- WORK INSTRUCTION
From the entries below, pull out each line where "color" appears.

- Web page and app entries
-- -- --

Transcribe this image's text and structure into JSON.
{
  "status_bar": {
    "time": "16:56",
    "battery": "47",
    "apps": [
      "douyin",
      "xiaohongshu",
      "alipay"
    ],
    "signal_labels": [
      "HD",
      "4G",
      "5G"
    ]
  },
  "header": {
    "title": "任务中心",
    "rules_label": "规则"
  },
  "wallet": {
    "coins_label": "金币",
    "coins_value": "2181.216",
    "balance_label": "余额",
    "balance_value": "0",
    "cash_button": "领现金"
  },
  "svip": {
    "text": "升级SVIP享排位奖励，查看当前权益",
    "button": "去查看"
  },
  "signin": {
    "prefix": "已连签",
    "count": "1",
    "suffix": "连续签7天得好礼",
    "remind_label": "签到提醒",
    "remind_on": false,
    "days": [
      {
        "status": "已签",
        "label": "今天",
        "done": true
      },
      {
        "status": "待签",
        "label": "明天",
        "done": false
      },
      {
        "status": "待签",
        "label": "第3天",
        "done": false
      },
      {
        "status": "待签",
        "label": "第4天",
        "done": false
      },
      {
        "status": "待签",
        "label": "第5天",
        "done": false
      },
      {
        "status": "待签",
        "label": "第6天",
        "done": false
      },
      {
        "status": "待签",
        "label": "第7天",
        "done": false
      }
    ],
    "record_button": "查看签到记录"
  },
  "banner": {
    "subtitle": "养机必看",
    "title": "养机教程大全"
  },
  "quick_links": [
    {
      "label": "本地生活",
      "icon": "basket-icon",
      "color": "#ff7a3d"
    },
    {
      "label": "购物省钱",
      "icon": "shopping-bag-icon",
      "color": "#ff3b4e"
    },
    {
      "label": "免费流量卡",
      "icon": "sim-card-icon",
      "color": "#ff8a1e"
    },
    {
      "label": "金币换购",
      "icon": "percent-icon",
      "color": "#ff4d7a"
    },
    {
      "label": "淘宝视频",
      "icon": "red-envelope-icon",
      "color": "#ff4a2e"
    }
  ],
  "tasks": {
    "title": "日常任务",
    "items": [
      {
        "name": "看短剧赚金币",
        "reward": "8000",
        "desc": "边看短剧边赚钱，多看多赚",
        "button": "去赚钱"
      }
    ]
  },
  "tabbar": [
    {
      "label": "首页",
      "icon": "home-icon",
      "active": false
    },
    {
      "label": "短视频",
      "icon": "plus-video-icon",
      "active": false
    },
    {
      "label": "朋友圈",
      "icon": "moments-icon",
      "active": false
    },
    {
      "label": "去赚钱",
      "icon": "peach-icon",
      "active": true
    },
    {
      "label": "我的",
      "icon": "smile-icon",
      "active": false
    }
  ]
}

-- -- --

- THE COMPLETED TASK
      "color": "#ff7a3d"
      "color": "#ff3b4e"
      "color": "#ff8a1e"
      "color": "#ff4d7a"
      "color": "#ff4a2e"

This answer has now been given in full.